- Task objective: Please find the lines in the entries below that contain the word "text", and copy each one.

[Data records for software interfaces]

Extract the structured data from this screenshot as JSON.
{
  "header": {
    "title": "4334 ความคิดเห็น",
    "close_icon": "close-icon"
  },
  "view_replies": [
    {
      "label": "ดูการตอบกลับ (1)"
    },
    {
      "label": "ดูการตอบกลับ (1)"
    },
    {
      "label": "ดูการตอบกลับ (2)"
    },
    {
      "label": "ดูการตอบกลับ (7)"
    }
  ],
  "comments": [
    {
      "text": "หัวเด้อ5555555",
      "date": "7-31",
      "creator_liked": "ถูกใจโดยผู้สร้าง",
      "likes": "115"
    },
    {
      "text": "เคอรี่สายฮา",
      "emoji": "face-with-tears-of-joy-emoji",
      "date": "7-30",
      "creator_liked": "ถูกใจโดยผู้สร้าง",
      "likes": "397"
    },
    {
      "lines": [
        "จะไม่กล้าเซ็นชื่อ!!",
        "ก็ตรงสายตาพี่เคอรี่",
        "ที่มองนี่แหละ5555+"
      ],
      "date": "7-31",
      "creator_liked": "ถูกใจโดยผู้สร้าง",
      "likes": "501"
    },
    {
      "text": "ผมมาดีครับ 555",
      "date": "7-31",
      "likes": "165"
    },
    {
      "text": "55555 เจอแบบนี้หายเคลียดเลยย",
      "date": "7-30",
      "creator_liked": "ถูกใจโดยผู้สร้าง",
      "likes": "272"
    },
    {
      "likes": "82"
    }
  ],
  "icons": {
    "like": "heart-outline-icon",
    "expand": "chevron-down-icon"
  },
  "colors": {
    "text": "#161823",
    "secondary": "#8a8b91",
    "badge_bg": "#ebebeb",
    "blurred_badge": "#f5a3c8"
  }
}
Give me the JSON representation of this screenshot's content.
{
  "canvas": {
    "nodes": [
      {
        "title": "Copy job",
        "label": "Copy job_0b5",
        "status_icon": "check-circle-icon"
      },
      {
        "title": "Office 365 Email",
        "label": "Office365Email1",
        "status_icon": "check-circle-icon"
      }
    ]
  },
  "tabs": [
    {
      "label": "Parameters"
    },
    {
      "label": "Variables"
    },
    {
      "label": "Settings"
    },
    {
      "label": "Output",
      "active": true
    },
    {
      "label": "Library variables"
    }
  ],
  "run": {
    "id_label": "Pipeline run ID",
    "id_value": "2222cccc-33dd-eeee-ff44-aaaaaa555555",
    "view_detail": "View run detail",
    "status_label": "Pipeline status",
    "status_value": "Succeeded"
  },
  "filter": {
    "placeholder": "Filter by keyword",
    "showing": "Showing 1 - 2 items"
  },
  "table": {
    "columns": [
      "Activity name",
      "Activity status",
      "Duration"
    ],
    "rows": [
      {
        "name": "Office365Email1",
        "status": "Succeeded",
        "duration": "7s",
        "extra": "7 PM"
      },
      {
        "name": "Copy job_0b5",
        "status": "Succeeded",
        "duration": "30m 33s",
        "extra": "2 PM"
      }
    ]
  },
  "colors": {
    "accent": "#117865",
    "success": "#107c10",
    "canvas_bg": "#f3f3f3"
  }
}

- Response box:
      "text": "หัวเด้อ5555555",
      "text": "เคอรี่สายฮา",
      "text": "ผมมาดีครับ 555",
      "text": "55555 เจอแบบนี้หายเคลียดเลยย",
    "text": "#161823",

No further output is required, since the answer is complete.